*** Dataset content
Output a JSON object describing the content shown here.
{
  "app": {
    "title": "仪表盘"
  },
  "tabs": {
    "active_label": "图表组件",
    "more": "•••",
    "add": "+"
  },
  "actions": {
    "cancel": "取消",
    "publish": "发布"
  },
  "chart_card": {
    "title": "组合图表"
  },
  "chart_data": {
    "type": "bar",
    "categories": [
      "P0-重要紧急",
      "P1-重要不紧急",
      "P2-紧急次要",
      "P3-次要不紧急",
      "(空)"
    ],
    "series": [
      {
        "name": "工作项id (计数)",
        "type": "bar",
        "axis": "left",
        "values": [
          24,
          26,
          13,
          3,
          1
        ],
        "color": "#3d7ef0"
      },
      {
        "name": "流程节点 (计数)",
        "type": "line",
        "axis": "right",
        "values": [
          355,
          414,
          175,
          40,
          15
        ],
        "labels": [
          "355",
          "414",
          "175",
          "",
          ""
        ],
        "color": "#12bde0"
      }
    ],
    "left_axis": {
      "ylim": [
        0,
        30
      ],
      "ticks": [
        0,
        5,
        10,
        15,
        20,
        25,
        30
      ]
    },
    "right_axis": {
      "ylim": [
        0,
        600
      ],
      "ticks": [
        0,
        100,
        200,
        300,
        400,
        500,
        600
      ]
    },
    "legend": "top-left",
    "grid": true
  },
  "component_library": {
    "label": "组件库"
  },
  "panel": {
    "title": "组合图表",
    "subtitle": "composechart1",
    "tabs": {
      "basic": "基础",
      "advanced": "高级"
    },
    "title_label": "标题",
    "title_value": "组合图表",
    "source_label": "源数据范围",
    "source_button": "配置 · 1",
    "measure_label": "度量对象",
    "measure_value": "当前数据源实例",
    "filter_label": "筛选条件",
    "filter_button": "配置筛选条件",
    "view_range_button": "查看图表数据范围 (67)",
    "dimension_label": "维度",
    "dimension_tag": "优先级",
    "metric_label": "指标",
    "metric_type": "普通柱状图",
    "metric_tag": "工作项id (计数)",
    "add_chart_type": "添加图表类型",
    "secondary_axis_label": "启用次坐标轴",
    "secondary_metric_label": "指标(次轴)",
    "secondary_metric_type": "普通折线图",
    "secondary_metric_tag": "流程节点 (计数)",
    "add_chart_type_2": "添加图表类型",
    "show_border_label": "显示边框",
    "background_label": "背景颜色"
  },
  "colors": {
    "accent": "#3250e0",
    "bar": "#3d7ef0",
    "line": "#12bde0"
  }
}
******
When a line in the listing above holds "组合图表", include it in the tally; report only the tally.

▶ Solution to this task
3